My interest in military history being what it is, I have decided to do a series of posts on wars you have never heard of. This will be part one, and depending on how much zeal I can build up for this project, I will try and deliver a part two within months.
For part one, I thought I would mention a war that we, The United States of America, were in with Great Britain way back in the nineteenth century. No, not the War of 1812, but a little dust-up called, informally, "The Pig War".
The Pig War, properly called the San Juan Boundary Dispute, was a war that started because of boundary disputes between America and Great Britain over this little set of islands that sits between Vancouver Island and Oregon. You have probably never heard of the San Juan Islands unless you are from the Pacific Northwest, and there really isn't a whole lot to say about them past the fact that they are apparently a mountain bikers paradise.
Anyhoo, basically what happened is that an American shot a pig that happened to be owned by an Irishman who worked for the Hudson Bay Trading Company. The American offered to pay for the pig ($10.00), the Irishman asked for a ridiculous sum ($100.00), threatened to arrest the American and at that point US military forces deployed to protect American interests, which necessitated a reciprocation on the part of Great Britain.
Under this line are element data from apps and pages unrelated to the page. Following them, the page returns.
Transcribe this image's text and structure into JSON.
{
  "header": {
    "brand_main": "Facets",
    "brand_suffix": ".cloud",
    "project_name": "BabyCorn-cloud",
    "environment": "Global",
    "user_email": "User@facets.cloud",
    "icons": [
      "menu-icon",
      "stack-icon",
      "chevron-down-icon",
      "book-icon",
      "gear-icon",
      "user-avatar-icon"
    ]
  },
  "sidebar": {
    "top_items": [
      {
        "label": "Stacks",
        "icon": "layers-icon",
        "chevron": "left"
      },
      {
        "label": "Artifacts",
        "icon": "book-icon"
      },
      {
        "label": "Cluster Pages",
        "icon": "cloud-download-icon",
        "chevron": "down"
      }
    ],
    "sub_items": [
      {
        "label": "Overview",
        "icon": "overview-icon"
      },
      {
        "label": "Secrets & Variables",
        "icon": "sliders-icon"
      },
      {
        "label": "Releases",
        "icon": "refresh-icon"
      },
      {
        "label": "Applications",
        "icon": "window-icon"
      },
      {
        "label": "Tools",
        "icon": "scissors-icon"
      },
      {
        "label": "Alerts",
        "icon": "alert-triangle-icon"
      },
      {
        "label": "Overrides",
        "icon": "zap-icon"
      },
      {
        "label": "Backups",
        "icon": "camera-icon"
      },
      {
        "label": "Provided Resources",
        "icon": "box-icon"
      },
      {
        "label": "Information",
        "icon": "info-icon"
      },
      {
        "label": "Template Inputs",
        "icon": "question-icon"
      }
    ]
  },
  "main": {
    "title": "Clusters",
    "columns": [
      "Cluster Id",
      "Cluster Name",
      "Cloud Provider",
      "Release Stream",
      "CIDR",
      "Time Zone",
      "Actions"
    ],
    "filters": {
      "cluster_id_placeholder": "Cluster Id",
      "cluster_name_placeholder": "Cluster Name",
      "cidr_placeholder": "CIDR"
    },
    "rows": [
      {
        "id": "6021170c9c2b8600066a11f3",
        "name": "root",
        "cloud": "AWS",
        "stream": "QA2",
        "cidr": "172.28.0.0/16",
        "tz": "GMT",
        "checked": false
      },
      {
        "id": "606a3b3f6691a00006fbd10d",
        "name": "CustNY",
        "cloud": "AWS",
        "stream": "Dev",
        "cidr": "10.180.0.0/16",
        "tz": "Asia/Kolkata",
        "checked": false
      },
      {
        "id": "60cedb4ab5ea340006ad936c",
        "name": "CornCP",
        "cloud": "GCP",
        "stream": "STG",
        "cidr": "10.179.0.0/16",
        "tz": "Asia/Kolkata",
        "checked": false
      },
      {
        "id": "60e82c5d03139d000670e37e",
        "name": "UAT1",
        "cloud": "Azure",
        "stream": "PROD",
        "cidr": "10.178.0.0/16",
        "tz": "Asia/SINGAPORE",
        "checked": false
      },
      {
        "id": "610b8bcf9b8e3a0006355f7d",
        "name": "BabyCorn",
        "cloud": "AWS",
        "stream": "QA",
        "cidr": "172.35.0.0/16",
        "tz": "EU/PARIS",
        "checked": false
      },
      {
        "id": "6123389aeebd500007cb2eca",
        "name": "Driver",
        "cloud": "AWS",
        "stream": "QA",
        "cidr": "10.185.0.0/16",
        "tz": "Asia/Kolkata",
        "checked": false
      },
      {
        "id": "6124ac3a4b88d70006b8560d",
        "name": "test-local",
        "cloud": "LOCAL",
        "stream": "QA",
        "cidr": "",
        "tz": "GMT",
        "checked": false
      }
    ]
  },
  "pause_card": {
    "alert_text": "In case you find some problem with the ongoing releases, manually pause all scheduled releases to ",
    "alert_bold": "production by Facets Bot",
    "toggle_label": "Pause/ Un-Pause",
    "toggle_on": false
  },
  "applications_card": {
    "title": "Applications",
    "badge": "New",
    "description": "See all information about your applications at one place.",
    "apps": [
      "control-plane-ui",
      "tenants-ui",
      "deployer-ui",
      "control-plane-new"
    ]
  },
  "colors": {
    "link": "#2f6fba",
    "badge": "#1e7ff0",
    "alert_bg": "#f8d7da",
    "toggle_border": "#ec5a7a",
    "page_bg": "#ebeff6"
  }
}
There was a minor force buildup, and eventually the two combatant countries decided that going to war over a pig was stupid, so they just set up camp. For 12 years. For 12 years, two military forces camped out on the island, hung out with each other and got drunk together. Literally. Not a single person was ever killed as a result of this war. Finally, outside mediation in the form of Kaiser Wilhelm I decided in favor of the US and so the Brits left. End of war.
That, friends, is a short account of The Pig War, a war I am certain you have never heard of. Good day.